Now you can scream, kick, and shout, but the prison -masterfully- manipulated you, yes -YOU-, the real life YOU. Just like this perfect prison perfectly manipulated its only inmate. You followed the struggles, the depression, the dreariness, the schizophrenia of the character, you -were- the prisoner, quite literally.
It is magnificent in its malevolence and masterful in its setup.
This is why I hinted at the beginning that E.Y.E. is not about the story, the plot or the narrative, but the experience. Its not the journey that matters, but the -end- that matters, and only you can decide when this happens.
The developers turned one of the basic “choices” of -any- game, the choice to quit, into a narrative element. They turned the tables on the player, created a game where the game plays the player. Its so wonderfully meta, its absolutely fucking genius.
E.Y.E. Divine Cybermancy is a one-of-a-kind game, and an experience that will leave you thinking for a long, long time.
I will now demonstrate why I almost universally hate scoring systems.
If I were to rate this game on a scale from 0 to 10, I’d give it a 6. It has simply too many flaws to ignore for it to warrant a higher score.
This in turn would mean that the game is “mediocre”, but its not.
E.Y.E. Divine Cybermancy is an -exceptional- game. Its flawed in its technical aspects, yes, without a doubt, but its innovative, daring and grand in scale of both narrative and mechanics.
Ultimately its downfall and flaws are to be attributed to the small development team and low budget. But on the other side, no “respectful” AAA developer would have made this game. This game would not have existed in this unique form if made by a high-profile studio.

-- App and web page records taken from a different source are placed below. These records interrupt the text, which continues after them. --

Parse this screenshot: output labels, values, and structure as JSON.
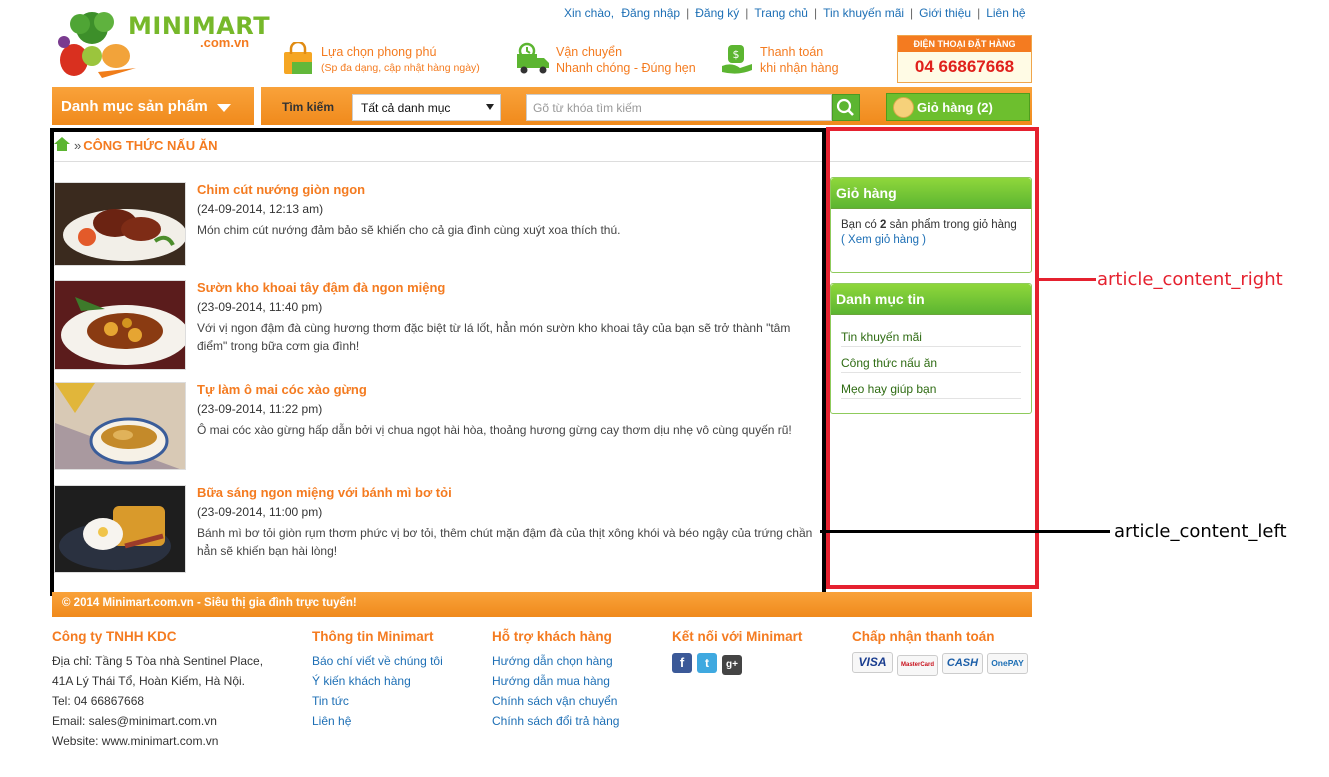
{
  "header": {
    "logo_text": "MINIMART",
    "logo_sub": ".com.vn",
    "top_links": [
      "Xin chào,",
      "Đăng nhập",
      "Đăng ký",
      "Trang chủ",
      "Tin khuyến mãi",
      "Giới thiệu",
      "Liên hệ"
    ],
    "features": [
      {
        "icon": "shopping-bag-icon",
        "line1": "Lựa chọn phong phú",
        "line2": "(Sp đa dạng, cập nhật hàng ngày)"
      },
      {
        "icon": "delivery-truck-icon",
        "line1": "Vận chuyển",
        "line2": "Nhanh chóng - Đúng hẹn"
      },
      {
        "icon": "money-hand-icon",
        "line1": "Thanh toán",
        "line2": "khi nhận hàng"
      }
    ],
    "hotline_label": "ĐIỆN THOẠI ĐẶT HÀNG",
    "hotline_number": "04 66867668"
  },
  "nav": {
    "category_label": "Danh mục sản phẩm",
    "search_label": "Tìm kiếm",
    "category_select": "Tất cả danh mục",
    "search_placeholder": "Gõ từ khóa tìm kiếm",
    "cart_label": "Giỏ hàng (2)"
  },
  "breadcrumb": {
    "sep": "»",
    "current": "CÔNG THỨC NẤU ĂN"
  },
  "articles": [
    {
      "title": "Chim cút nướng giòn ngon",
      "date": "(24-09-2014, 12:13 am)",
      "desc": "Món chim cút nướng đảm bảo sẽ khiến cho cả gia đình cùng xuýt xoa thích thú."
    },
    {
      "title": "Sườn kho khoai tây đậm đà ngon miệng",
      "date": "(23-09-2014, 11:40 pm)",
      "desc": "Với vị ngon đậm đà cùng hương thơm đặc biệt từ lá lốt, hẳn món sườn kho khoai tây của bạn sẽ trở thành \"tâm điểm\" trong bữa cơm gia đình!"
    },
    {
      "title": "Tự làm ô mai cóc xào gừng",
      "date": "(23-09-2014, 11:22 pm)",
      "desc": "Ô mai cóc xào gừng hấp dẫn bởi vị chua ngọt hài hòa, thoảng hương gừng cay thơm dịu nhẹ vô cùng quyến rũ!"
    },
    {
      "title": "Bữa sáng ngon miệng với bánh mì bơ tỏi",
      "date": "(23-09-2014, 11:00 pm)",
      "desc": "Bánh mì bơ tỏi giòn rụm thơm phức vị bơ tỏi, thêm chút mặn đậm đà của thịt xông khói và béo ngậy của trứng chần hẳn sẽ khiến bạn hài lòng!"
    }
  ],
  "sidebar": {
    "cart_title": "Giỏ hàng",
    "cart_text_pre": "Bạn có ",
    "cart_count": "2",
    "cart_text_post": " sản phẩm trong giỏ hàng",
    "cart_link": "( Xem giỏ hàng )",
    "news_title": "Danh mục tin",
    "news_items": [
      "Tin khuyến mãi",
      "Công thức nấu ăn",
      "Mẹo hay giúp bạn"
    ]
  },
  "annotations": {
    "right": "article_content_right",
    "left": "article_content_left"
  },
  "footer": {
    "copyright": "© 2014 Minimart.com.vn - Siêu thị gia đình trực tuyến!",
    "company": {
      "title": "Công ty TNHH KDC",
      "lines": [
        "Địa chỉ: Tầng 5 Tòa nhà Sentinel Place,",
        "41A Lý Thái Tổ, Hoàn Kiếm, Hà Nội.",
        "Tel: 04 66867668",
        "Email: sales@minimart.com.vn",
        "Website: www.minimart.com.vn"
      ]
    },
    "info": {
      "title": "Thông tin Minimart",
      "links": [
        "Báo chí viết về chúng tôi",
        "Ý kiến khách hàng",
        "Tin tức",
        "Liên hệ"
      ]
    },
    "support": {
      "title": "Hỗ trợ khách hàng",
      "links": [
        "Hướng dẫn chọn hàng",
        "Hướng dẫn mua hàng",
        "Chính sách vận chuyển",
        "Chính sách đổi trả hàng"
      ]
    },
    "social": {
      "title": "Kết nối với Minimart",
      "icons": [
        "f",
        "t",
        "g+"
      ]
    },
    "payment": {
      "title": "Chấp nhận thanh toán",
      "methods": [
        "VISA",
        "MasterCard",
        "CASH",
        "OnePAY"
      ]
    }
  },
  "colors": {
    "orange": "#f47b20",
    "green": "#5cb531",
    "red_annot": "#e5212f",
    "link_blue": "#1d6fb5"
  }
}
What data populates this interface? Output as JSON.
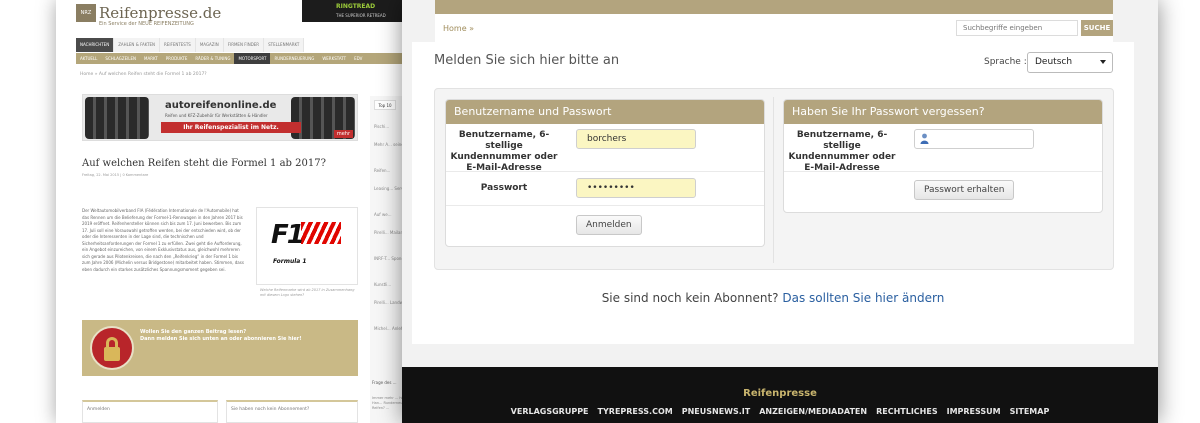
{
  "background_page": {
    "logo_text": "Reifenpresse.de",
    "tagline": "Ein Service der NEUE REIFENZEITUNG",
    "banner_text": "RINGTREAD",
    "banner_sub": "THE SUPERIOR RETREAD",
    "nav_primary": [
      "NACHRICHTEN",
      "ZAHLEN & FAKTEN",
      "REIFENTESTS",
      "MAGAZIN",
      "FIRMEN FINDER",
      "STELLENMARKT"
    ],
    "nav_secondary": [
      "AKTUELL",
      "SCHLAGZEILEN",
      "MARKT",
      "PRODUKTE",
      "RÄDER & TUNING",
      "MOTORSPORT",
      "RUNDERNEUERUNG",
      "WERKSTATT",
      "EDV"
    ],
    "breadcrumb": "Home » Auf welchen Reifen steht die Formel 1 ab 2017?",
    "ad_title": "autoreifenonline.de",
    "ad_sub": "Reifen und KFZ-Zubehör für Werkstätten & Händler",
    "ad_slogan": "Ihr Reifenspezialist im Netz.",
    "ad_more": "mehr",
    "article_title": "Auf welchen Reifen steht die Formel 1 ab 2017?",
    "article_meta": "Freitag, 22. Mai 2015 | 0 Kommentare",
    "article_text": "Der Weltautomobilverband FIA (Fédération Internationale de l'Automobile) hat das Rennen um die Belieferung der Formel-1-Rennwagen in den Jahren 2017 bis 2019 eröffnet. Reifenhersteller können sich bis zum 17. Juni bewerben. Bis zum 17. Juli soll eine Vorauswahl getroffen werden, bei der entschieden wird, ob der oder die Interessenten in der Lage sind, die technischen und Sicherheitsanforderungen der Formel 1 zu erfüllen. Zwei geht die Aufforderung, ein Angebot einzureichen, von einem Exklusivstatus aus, gleichwohl mehreren sich gerade aus Pilotenkreisen, die nach den „Reifenkrieg“ in der Formel 1 bis zum Jahre 2006 (Michelin versus Bridgestone) mitarbeitet haben. Stimmen, dass eben dadurch ein starkes zusätzliches Spannungsmoment gegeben sei.",
    "f1_logo_text": "F1",
    "f1_logo_name": "Formula 1",
    "image_caption": "Welche Reifenmarke wird ab 2017 in Zusammenhang mit diesem Logo stehen?",
    "paywall_line1": "Wollen Sie den ganzen Beitrag lesen?",
    "paywall_line2": "Dann melden Sie sich unten an oder abonnieren Sie hier!",
    "login_left_label": "Anmelden",
    "login_right_label": "Sie haben noch kein Abonnement?",
    "sidebar_tab": "Top 10",
    "sidebar_items": [
      "Pischi...",
      "Mehr A... seine S...",
      "Reifen...",
      "Leasing... Service...",
      "Auf we...",
      "Pirelli... Mailan...",
      "INRF-T... Sponso...",
      "Kunstli...",
      "Pirelli... Landw...",
      "Michel... Anleh..."
    ],
    "sidebar_question": "Frage des ...",
    "sidebar_question_text": "Immer mehr ... hiesigen Han... Runderneuer... Reifen? ..."
  },
  "foreground": {
    "breadcrumb_home": "Home »",
    "search_placeholder": "Suchbegriffe eingeben",
    "search_button": "SUCHE",
    "heading": "Melden Sie sich hier bitte an",
    "language_label": "Sprache :",
    "language_value": "Deutsch",
    "login_panel": {
      "title": "Benutzername und Passwort",
      "username_label": "Benutzername, 6-stellige Kundennummer oder E-Mail-Adresse",
      "username_value": "borchers",
      "password_label": "Passwort",
      "password_value": "•••••••••",
      "submit_label": "Anmelden"
    },
    "forgot_panel": {
      "title": "Haben Sie Ihr Passwort vergessen?",
      "username_label": "Benutzername, 6-stellige Kundennummer oder E-Mail-Adresse",
      "username_value": "",
      "submit_label": "Passwort erhalten"
    },
    "notice_text": "Sie sind noch kein Abonnent?",
    "notice_link": "Das sollten Sie hier ändern",
    "footer_title": "Reifenpresse",
    "footer_links": [
      "VERLAGSGRUPPE",
      "TYREPRESS.COM",
      "PNEUSNEWS.IT",
      "ANZEIGEN/MEDIADATEN",
      "RECHTLICHES",
      "IMPRESSUM",
      "SITEMAP"
    ]
  },
  "colors": {
    "brand_gold": "#b3a47e",
    "input_autofill": "#fbf6c2",
    "link_blue": "#2a5fa0",
    "footer_bg": "#111111",
    "footer_title": "#c9b56e"
  }
}
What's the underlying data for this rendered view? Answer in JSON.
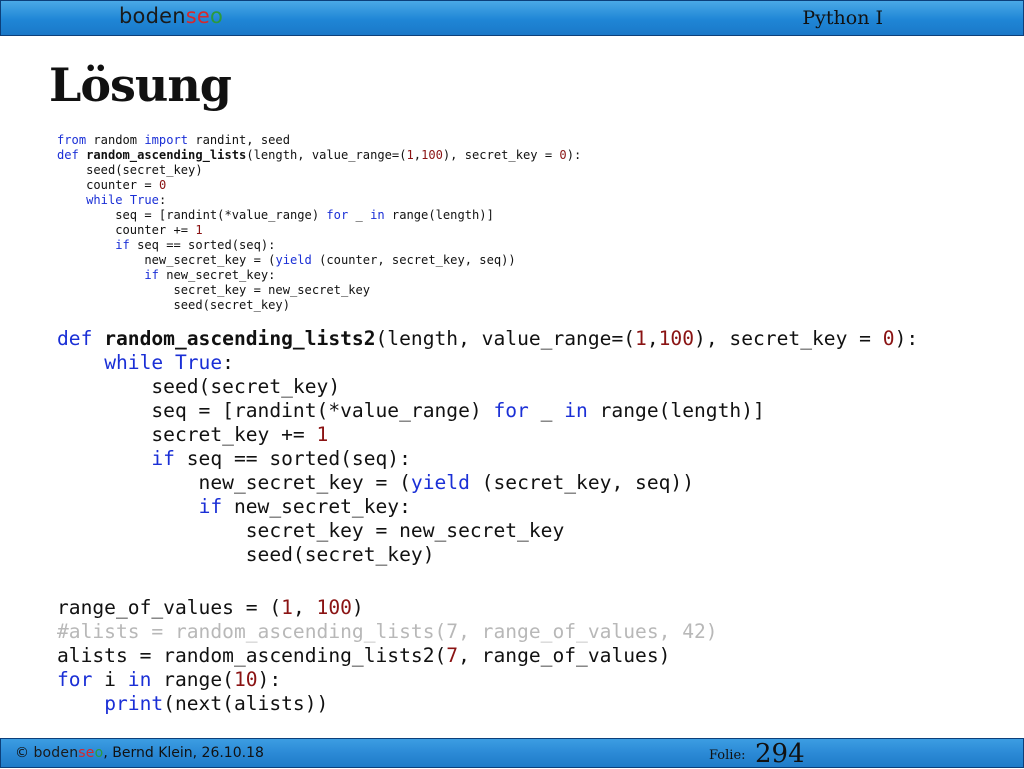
{
  "header": {
    "logo": {
      "part1": "boden",
      "part2": "se",
      "part3": "o"
    },
    "course_title": "Python I"
  },
  "slide": {
    "title": "Lösung"
  },
  "code_small": [
    [
      {
        "t": "from",
        "c": "kw"
      },
      {
        "t": " random "
      },
      {
        "t": "import",
        "c": "kw"
      },
      {
        "t": " randint, seed"
      }
    ],
    [
      {
        "t": "def",
        "c": "kw"
      },
      {
        "t": " "
      },
      {
        "t": "random_ascending_lists",
        "c": "fn"
      },
      {
        "t": "(length, value_range=("
      },
      {
        "t": "1",
        "c": "num"
      },
      {
        "t": ","
      },
      {
        "t": "100",
        "c": "num"
      },
      {
        "t": "), secret_key = "
      },
      {
        "t": "0",
        "c": "num"
      },
      {
        "t": "):"
      }
    ],
    [
      {
        "t": "    seed(secret_key)"
      }
    ],
    [
      {
        "t": "    counter = "
      },
      {
        "t": "0",
        "c": "num"
      }
    ],
    [
      {
        "t": "    "
      },
      {
        "t": "while",
        "c": "kw"
      },
      {
        "t": " "
      },
      {
        "t": "True",
        "c": "kw"
      },
      {
        "t": ":"
      }
    ],
    [
      {
        "t": "        seq = [randint(*value_range) "
      },
      {
        "t": "for",
        "c": "kw"
      },
      {
        "t": " _ "
      },
      {
        "t": "in",
        "c": "kw"
      },
      {
        "t": " range(length)]"
      }
    ],
    [
      {
        "t": "        counter += "
      },
      {
        "t": "1",
        "c": "num"
      }
    ],
    [
      {
        "t": "        "
      },
      {
        "t": "if",
        "c": "kw"
      },
      {
        "t": " seq == sorted(seq):"
      }
    ],
    [
      {
        "t": "            new_secret_key = ("
      },
      {
        "t": "yield",
        "c": "kw"
      },
      {
        "t": " (counter, secret_key, seq))"
      }
    ],
    [
      {
        "t": "            "
      },
      {
        "t": "if",
        "c": "kw"
      },
      {
        "t": " new_secret_key:"
      }
    ],
    [
      {
        "t": "                secret_key = new_secret_key"
      }
    ],
    [
      {
        "t": "                seed(secret_key)"
      }
    ]
  ],
  "code_large": [
    [
      {
        "t": "def",
        "c": "kw"
      },
      {
        "t": " "
      },
      {
        "t": "random_ascending_lists2",
        "c": "fn"
      },
      {
        "t": "(length, value_range=("
      },
      {
        "t": "1",
        "c": "num"
      },
      {
        "t": ","
      },
      {
        "t": "100",
        "c": "num"
      },
      {
        "t": "), secret_key = "
      },
      {
        "t": "0",
        "c": "num"
      },
      {
        "t": "):"
      }
    ],
    [
      {
        "t": "    "
      },
      {
        "t": "while",
        "c": "kw"
      },
      {
        "t": " "
      },
      {
        "t": "True",
        "c": "kw"
      },
      {
        "t": ":"
      }
    ],
    [
      {
        "t": "        seed(secret_key)"
      }
    ],
    [
      {
        "t": "        seq = [randint(*value_range) "
      },
      {
        "t": "for",
        "c": "kw"
      },
      {
        "t": " _ "
      },
      {
        "t": "in",
        "c": "kw"
      },
      {
        "t": " range(length)]"
      }
    ],
    [
      {
        "t": "        secret_key += "
      },
      {
        "t": "1",
        "c": "num"
      }
    ],
    [
      {
        "t": "        "
      },
      {
        "t": "if",
        "c": "kw"
      },
      {
        "t": " seq == sorted(seq):"
      }
    ],
    [
      {
        "t": "            new_secret_key = ("
      },
      {
        "t": "yield",
        "c": "kw"
      },
      {
        "t": " (secret_key, seq))"
      }
    ],
    [
      {
        "t": "            "
      },
      {
        "t": "if",
        "c": "kw"
      },
      {
        "t": " new_secret_key:"
      }
    ],
    [
      {
        "t": "                secret_key = new_secret_key"
      }
    ],
    [
      {
        "t": "                seed(secret_key)"
      }
    ]
  ],
  "code_bottom": [
    [
      {
        "t": "range_of_values = ("
      },
      {
        "t": "1",
        "c": "num"
      },
      {
        "t": ", "
      },
      {
        "t": "100",
        "c": "num"
      },
      {
        "t": ")"
      }
    ],
    [
      {
        "t": "#alists = random_ascending_lists(7, range_of_values, 42)",
        "c": "cmt"
      }
    ],
    [
      {
        "t": "alists = random_ascending_lists2("
      },
      {
        "t": "7",
        "c": "num"
      },
      {
        "t": ", range_of_values)"
      }
    ],
    [
      {
        "t": "for",
        "c": "kw"
      },
      {
        "t": " i "
      },
      {
        "t": "in",
        "c": "kw"
      },
      {
        "t": " range("
      },
      {
        "t": "10",
        "c": "num"
      },
      {
        "t": "):"
      }
    ],
    [
      {
        "t": "    "
      },
      {
        "t": "print",
        "c": "kw"
      },
      {
        "t": "(next(alists))"
      }
    ]
  ],
  "footer": {
    "copyright": "© ",
    "author_date": ", Bernd Klein, 26.10.18",
    "folie_label": "Folie:",
    "slide_number": "294"
  }
}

E.Y.E. is the prime example of the Indie vision. It aims high, it has scope, it tries something radically different and actually succeeds. This is a hidden gem for any gamer and well worth your 20$ (half the price of a regular title) on Steam.